WORK TO BE COMPLETED - If a line in the listing below includes the word "JSON", pick it out.

MATERIAL SUPPLIED -
:::::
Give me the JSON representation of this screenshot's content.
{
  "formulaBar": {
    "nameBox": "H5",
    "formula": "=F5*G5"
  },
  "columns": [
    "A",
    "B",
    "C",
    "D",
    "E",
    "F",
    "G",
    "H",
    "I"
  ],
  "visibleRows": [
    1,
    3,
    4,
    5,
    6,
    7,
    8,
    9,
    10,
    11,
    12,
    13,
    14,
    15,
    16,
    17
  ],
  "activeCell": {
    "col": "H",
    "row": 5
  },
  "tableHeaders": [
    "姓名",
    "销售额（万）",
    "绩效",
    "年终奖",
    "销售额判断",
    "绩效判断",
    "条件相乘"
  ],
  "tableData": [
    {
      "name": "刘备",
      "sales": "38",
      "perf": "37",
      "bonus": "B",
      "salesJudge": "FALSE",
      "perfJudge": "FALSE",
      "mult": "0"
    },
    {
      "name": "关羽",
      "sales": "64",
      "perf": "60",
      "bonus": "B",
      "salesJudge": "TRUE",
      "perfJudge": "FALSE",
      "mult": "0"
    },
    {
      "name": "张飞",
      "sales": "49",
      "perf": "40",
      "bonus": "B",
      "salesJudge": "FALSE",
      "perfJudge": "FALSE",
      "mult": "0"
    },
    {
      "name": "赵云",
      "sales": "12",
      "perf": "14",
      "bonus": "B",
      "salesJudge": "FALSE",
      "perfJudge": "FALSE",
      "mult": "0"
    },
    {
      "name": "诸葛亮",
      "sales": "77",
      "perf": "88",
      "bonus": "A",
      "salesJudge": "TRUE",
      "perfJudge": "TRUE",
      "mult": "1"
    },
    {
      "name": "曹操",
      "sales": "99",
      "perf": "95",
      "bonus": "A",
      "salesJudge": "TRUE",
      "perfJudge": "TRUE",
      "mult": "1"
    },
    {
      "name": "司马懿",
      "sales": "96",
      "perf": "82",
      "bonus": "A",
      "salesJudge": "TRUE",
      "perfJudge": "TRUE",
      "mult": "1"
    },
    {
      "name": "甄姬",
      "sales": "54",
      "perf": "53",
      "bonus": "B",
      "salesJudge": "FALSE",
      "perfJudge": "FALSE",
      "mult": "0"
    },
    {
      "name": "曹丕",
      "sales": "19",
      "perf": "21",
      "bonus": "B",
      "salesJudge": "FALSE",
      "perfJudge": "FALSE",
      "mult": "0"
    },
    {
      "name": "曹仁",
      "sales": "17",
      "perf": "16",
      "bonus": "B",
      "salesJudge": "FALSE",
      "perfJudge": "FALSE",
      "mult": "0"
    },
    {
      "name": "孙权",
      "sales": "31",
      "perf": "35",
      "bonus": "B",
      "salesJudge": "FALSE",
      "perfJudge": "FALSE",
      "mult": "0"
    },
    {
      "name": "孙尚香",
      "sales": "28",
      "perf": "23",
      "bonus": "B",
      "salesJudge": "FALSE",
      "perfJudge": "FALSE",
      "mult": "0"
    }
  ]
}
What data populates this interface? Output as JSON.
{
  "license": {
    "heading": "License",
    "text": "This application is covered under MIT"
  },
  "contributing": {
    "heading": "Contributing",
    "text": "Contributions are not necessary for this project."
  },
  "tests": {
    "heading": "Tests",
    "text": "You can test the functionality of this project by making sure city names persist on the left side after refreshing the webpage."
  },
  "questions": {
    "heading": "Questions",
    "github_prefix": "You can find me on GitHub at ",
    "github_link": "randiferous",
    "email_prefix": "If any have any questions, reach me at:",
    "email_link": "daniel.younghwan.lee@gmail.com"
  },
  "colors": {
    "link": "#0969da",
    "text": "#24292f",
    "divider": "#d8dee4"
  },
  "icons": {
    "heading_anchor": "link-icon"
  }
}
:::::
PROBLEM SOLUTION -
Give me the JSON representation of this screenshot's content.
What data populates this interface? Output as JSON.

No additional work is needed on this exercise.